• DATA RECORDS:
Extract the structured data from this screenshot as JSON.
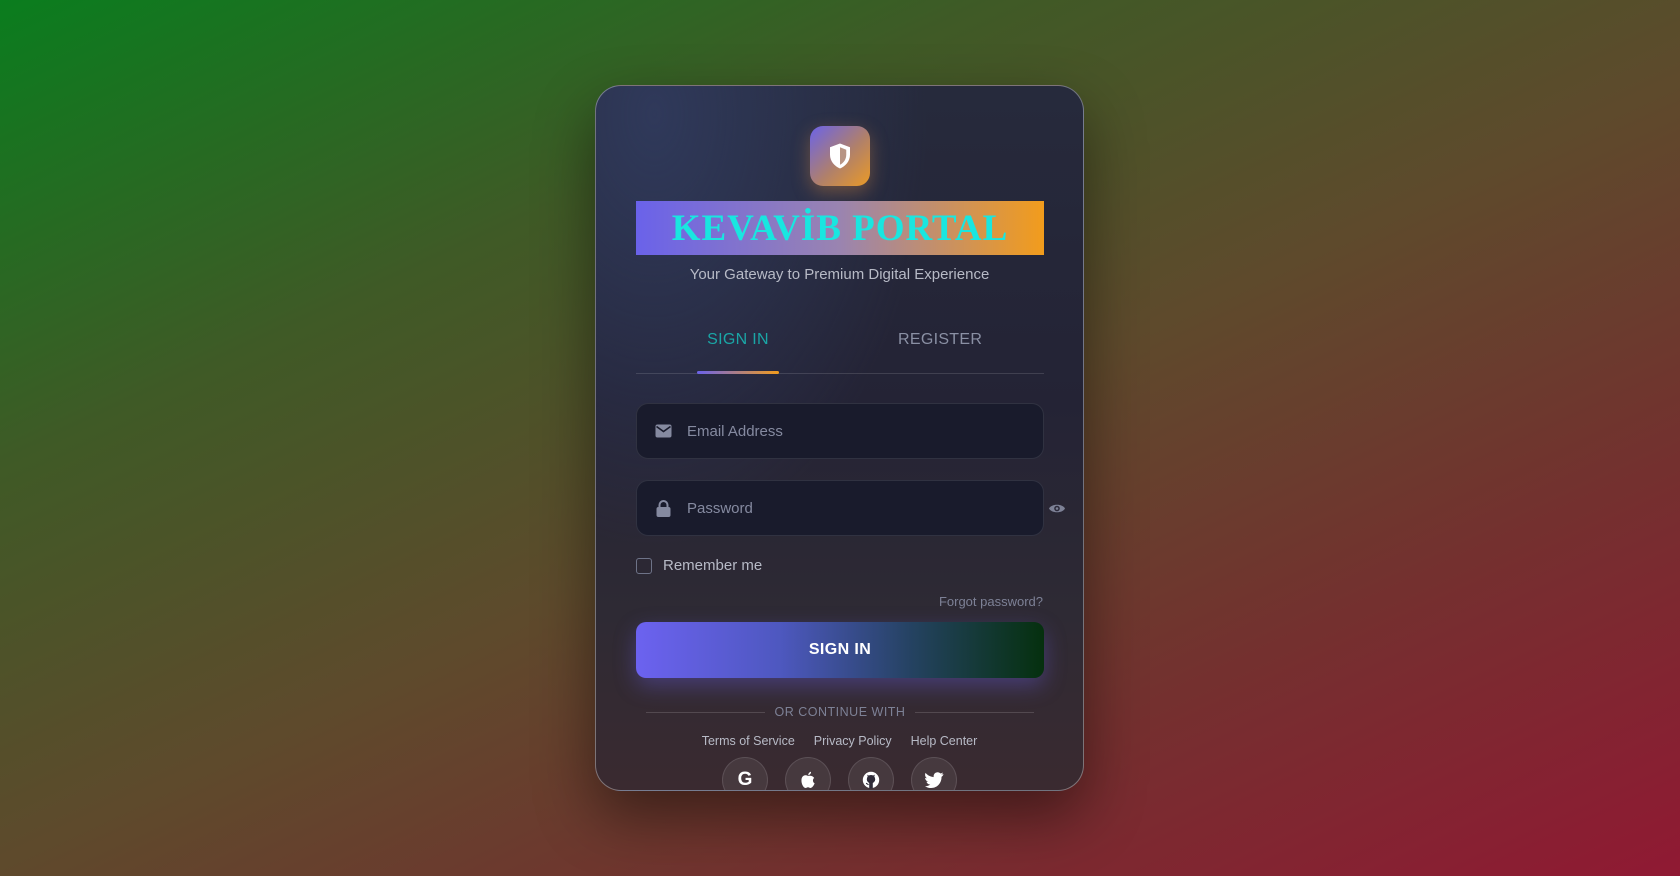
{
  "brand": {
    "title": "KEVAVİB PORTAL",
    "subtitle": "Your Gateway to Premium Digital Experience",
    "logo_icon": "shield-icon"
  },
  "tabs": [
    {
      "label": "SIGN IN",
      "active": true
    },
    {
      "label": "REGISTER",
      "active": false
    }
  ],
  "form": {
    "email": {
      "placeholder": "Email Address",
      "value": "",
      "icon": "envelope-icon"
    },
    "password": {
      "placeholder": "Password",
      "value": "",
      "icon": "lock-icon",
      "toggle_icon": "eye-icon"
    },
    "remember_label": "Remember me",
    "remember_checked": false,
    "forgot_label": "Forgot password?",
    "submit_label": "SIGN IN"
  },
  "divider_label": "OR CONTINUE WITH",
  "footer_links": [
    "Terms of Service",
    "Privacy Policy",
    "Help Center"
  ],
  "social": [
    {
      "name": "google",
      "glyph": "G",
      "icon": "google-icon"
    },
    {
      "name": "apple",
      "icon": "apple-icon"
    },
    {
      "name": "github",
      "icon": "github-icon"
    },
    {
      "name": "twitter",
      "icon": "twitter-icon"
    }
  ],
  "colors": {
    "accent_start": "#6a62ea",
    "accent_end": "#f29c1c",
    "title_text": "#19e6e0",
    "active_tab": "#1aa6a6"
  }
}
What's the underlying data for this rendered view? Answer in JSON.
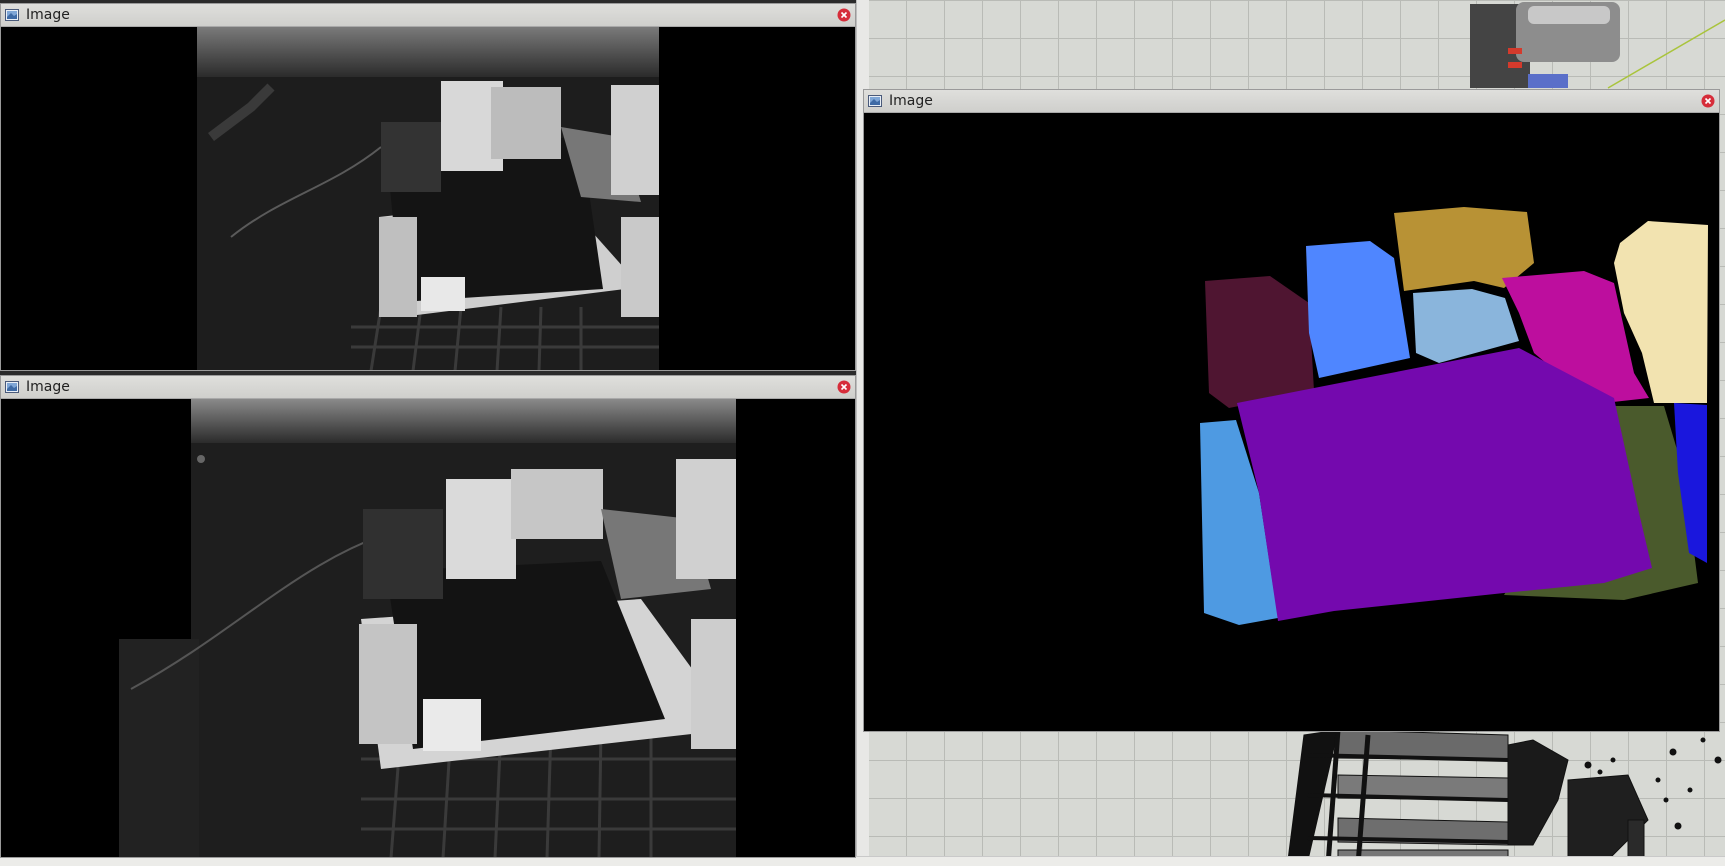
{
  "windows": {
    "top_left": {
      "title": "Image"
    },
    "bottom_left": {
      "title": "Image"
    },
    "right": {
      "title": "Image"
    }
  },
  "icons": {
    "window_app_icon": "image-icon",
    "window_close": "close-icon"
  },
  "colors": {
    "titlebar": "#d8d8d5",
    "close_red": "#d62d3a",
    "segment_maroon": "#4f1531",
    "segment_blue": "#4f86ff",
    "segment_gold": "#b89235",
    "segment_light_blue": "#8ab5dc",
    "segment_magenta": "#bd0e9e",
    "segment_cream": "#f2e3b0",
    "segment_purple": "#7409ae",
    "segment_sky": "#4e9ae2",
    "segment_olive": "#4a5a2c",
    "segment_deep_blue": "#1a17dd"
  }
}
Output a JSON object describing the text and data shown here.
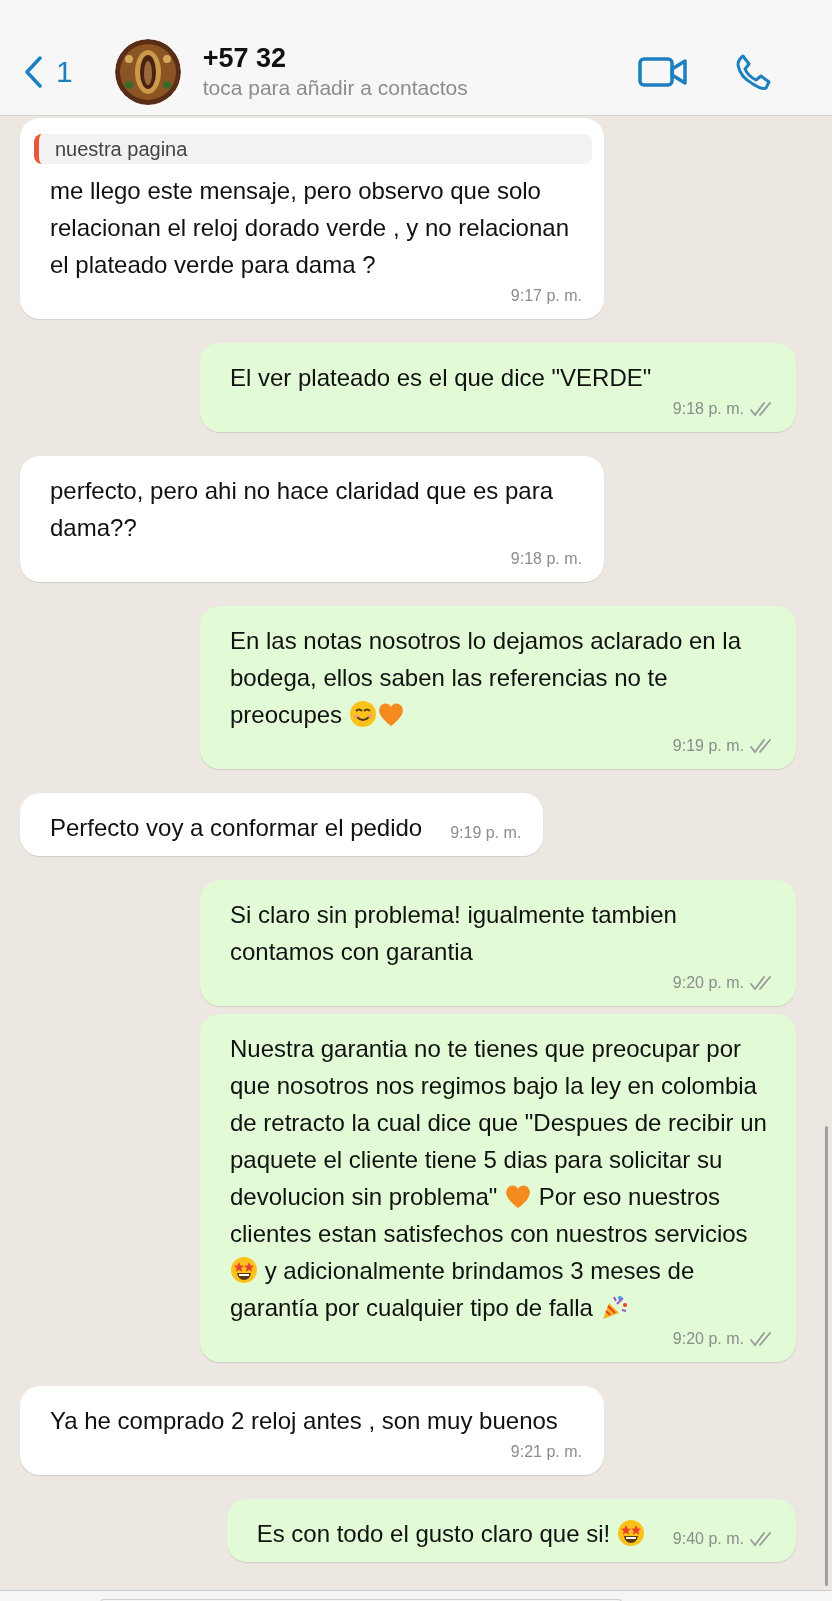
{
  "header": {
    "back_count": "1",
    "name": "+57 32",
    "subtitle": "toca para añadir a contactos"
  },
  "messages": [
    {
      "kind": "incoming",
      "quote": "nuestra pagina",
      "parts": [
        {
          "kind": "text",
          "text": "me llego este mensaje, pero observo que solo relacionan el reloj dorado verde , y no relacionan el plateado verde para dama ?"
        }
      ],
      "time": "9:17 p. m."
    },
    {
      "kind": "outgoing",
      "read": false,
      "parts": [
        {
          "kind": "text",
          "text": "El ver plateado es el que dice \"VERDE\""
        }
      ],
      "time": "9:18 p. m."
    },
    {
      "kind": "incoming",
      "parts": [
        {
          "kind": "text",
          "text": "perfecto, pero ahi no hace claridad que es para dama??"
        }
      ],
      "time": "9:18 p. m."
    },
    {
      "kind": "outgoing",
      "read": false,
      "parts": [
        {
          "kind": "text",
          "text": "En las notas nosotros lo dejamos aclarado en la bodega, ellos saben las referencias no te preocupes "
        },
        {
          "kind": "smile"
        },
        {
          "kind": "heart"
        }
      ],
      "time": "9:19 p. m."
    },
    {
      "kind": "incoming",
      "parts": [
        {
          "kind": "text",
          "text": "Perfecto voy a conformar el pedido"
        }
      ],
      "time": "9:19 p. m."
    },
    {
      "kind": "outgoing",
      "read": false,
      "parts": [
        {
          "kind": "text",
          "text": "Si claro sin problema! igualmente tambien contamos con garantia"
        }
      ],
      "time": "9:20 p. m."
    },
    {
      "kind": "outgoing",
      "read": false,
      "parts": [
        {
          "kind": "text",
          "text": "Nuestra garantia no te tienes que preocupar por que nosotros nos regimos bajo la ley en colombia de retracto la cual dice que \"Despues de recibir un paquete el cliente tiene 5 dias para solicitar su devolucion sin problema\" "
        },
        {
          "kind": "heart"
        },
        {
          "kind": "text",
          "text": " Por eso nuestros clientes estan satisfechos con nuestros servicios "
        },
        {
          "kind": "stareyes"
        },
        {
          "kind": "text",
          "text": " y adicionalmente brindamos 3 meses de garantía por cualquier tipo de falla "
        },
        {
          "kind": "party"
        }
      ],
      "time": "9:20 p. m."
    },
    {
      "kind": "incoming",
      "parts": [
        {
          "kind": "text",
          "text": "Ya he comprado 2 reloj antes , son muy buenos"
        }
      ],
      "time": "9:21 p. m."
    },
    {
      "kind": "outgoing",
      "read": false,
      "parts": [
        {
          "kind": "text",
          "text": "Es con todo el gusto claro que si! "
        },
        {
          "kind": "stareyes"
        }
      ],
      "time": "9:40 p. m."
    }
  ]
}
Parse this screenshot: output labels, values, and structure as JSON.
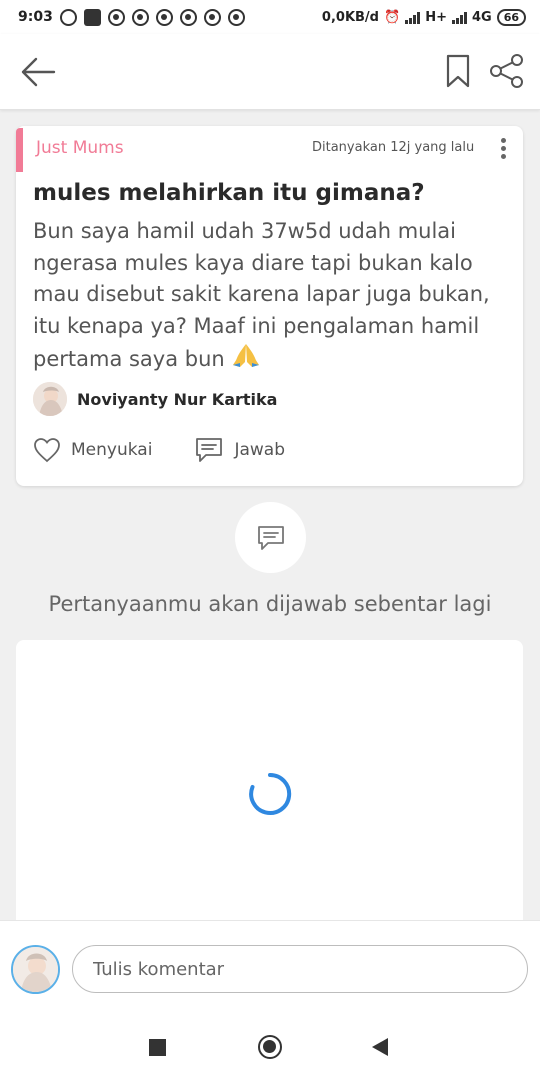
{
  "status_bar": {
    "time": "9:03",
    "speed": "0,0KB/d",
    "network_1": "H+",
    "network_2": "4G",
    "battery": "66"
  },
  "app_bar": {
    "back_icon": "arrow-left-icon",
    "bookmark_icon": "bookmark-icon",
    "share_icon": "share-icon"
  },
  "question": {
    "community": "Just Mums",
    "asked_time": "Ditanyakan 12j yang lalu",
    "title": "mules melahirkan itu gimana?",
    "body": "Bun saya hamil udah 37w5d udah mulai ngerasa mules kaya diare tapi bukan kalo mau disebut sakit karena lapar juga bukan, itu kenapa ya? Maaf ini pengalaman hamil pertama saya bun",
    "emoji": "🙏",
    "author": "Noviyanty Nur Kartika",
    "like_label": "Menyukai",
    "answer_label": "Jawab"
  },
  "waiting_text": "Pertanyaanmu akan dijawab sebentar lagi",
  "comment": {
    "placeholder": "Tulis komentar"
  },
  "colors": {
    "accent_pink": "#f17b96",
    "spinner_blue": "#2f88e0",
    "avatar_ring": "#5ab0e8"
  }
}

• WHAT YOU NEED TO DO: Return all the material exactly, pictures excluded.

• EXERCISE ANSWER:
Extract the structured data from this screenshot as JSON.
{
  "brand": {
    "title": "KEVAVİB PORTAL",
    "subtitle": "Your Gateway to Premium Digital Experience",
    "logo_icon": "shield-icon"
  },
  "tabs": [
    {
      "label": "SIGN IN",
      "active": true
    },
    {
      "label": "REGISTER",
      "active": false
    }
  ],
  "form": {
    "email": {
      "placeholder": "Email Address",
      "value": "",
      "icon": "envelope-icon"
    },
    "password": {
      "placeholder": "Password",
      "value": "",
      "icon": "lock-icon",
      "toggle_icon": "eye-icon"
    },
    "remember_label": "Remember me",
    "remember_checked": false,
    "forgot_label": "Forgot password?",
    "submit_label": "SIGN IN"
  },
  "divider_label": "OR CONTINUE WITH",
  "footer_links": [
    "Terms of Service",
    "Privacy Policy",
    "Help Center"
  ],
  "social": [
    {
      "name": "google",
      "glyph": "G",
      "icon": "google-icon"
    },
    {
      "name": "apple",
      "icon": "apple-icon"
    },
    {
      "name": "github",
      "icon": "github-icon"
    },
    {
      "name": "twitter",
      "icon": "twitter-icon"
    }
  ],
  "colors": {
    "accent_start": "#6a62ea",
    "accent_end": "#f29c1c",
    "title_text": "#19e6e0",
    "active_tab": "#1aa6a6"
  }
}
What's the underlying data for this rendered view? Answer in JSON.
{
  "windows": {
    "top_left": {
      "title": "Image"
    },
    "bottom_left": {
      "title": "Image"
    },
    "right": {
      "title": "Image"
    }
  },
  "icons": {
    "window_app_icon": "image-icon",
    "window_close": "close-icon"
  },
  "colors": {
    "titlebar": "#d8d8d5",
    "close_red": "#d62d3a",
    "segment_maroon": "#4f1531",
    "segment_blue": "#4f86ff",
    "segment_gold": "#b89235",
    "segment_light_blue": "#8ab5dc",
    "segment_magenta": "#bd0e9e",
    "segment_cream": "#f2e3b0",
    "segment_purple": "#7409ae",
    "segment_sky": "#4e9ae2",
    "segment_olive": "#4a5a2c",
    "segment_deep_blue": "#1a17dd"
  }
}
Output a JSON object describing the text and data shown here.
{
  "header": {
    "back_count": "1",
    "name": "+57 32",
    "subtitle": "toca para añadir a contactos"
  },
  "messages": [
    {
      "kind": "incoming",
      "quote": "nuestra pagina",
      "parts": [
        {
          "kind": "text",
          "text": "me llego este mensaje, pero observo que solo relacionan el reloj dorado verde , y no relacionan el plateado verde para dama ?"
        }
      ],
      "time": "9:17 p. m."
    },
    {
      "kind": "outgoing",
      "read": false,
      "parts": [
        {
          "kind": "text",
          "text": "El ver plateado es el que dice \"VERDE\""
        }
      ],
      "time": "9:18 p. m."
    },
    {
      "kind": "incoming",
      "parts": [
        {
          "kind": "text",
          "text": "perfecto, pero ahi no hace claridad que es para dama??"
        }
      ],
      "time": "9:18 p. m."
    },
    {
      "kind": "outgoing",
      "read": false,
      "parts": [
        {
          "kind": "text",
          "text": "En las notas nosotros lo dejamos aclarado en la bodega, ellos saben las referencias no te preocupes "
        },
        {
          "kind": "smile"
        },
        {
          "kind": "heart"
        }
      ],
      "time": "9:19 p. m."
    },
    {
      "kind": "incoming",
      "parts": [
        {
          "kind": "text",
          "text": "Perfecto voy a conformar el pedido"
        }
      ],
      "time": "9:19 p. m."
    },
    {
      "kind": "outgoing",
      "read": false,
      "parts": [
        {
          "kind": "text",
          "text": "Si claro sin problema! igualmente tambien contamos con garantia"
        }
      ],
      "time": "9:20 p. m."
    },
    {
      "kind": "outgoing",
      "read": false,
      "parts": [
        {
          "kind": "text",
          "text": "Nuestra garantia no te tienes que preocupar por que nosotros nos regimos bajo la ley en colombia de retracto la cual dice que \"Despues de recibir un paquete el cliente tiene 5 dias para solicitar su devolucion sin problema\" "
        },
        {
          "kind": "heart"
        },
        {
          "kind": "text",
          "text": " Por eso nuestros clientes estan satisfechos con nuestros servicios "
        },
        {
          "kind": "stareyes"
        },
        {
          "kind": "text",
          "text": " y adicionalmente brindamos 3 meses de garantía por cualquier tipo de falla "
        },
        {
          "kind": "party"
        }
      ],
      "time": "9:20 p. m."
    },
    {
      "kind": "incoming",
      "parts": [
        {
          "kind": "text",
          "text": "Ya he comprado 2 reloj antes , son muy buenos"
        }
      ],
      "time": "9:21 p. m."
    },
    {
      "kind": "outgoing",
      "read": false,
      "parts": [
        {
          "kind": "text",
          "text": "Es con todo el gusto claro que si! "
        },
        {
          "kind": "stareyes"
        }
      ],
      "time": "9:40 p. m."
    }
  ]
}
Parse this screenshot: output labels, values, and structure as JSON.
{
  "status_bar": {
    "time": "9:03",
    "speed": "0,0KB/d",
    "network_1": "H+",
    "network_2": "4G",
    "battery": "66"
  },
  "app_bar": {
    "back_icon": "arrow-left-icon",
    "bookmark_icon": "bookmark-icon",
    "share_icon": "share-icon"
  },
  "question": {
    "community": "Just Mums",
    "asked_time": "Ditanyakan 12j yang lalu",
    "title": "mules melahirkan itu gimana?",
    "body": "Bun saya hamil udah 37w5d udah mulai ngerasa mules kaya diare tapi bukan kalo mau disebut sakit karena lapar juga bukan, itu kenapa ya? Maaf ini pengalaman hamil pertama saya bun",
    "emoji": "🙏",
    "author": "Noviyanty Nur Kartika",
    "like_label": "Menyukai",
    "answer_label": "Jawab"
  },
  "waiting_text": "Pertanyaanmu akan dijawab sebentar lagi",
  "comment": {
    "placeholder": "Tulis komentar"
  },
  "colors": {
    "accent_pink": "#f17b96",
    "spinner_blue": "#2f88e0",
    "avatar_ring": "#5ab0e8"
  }
}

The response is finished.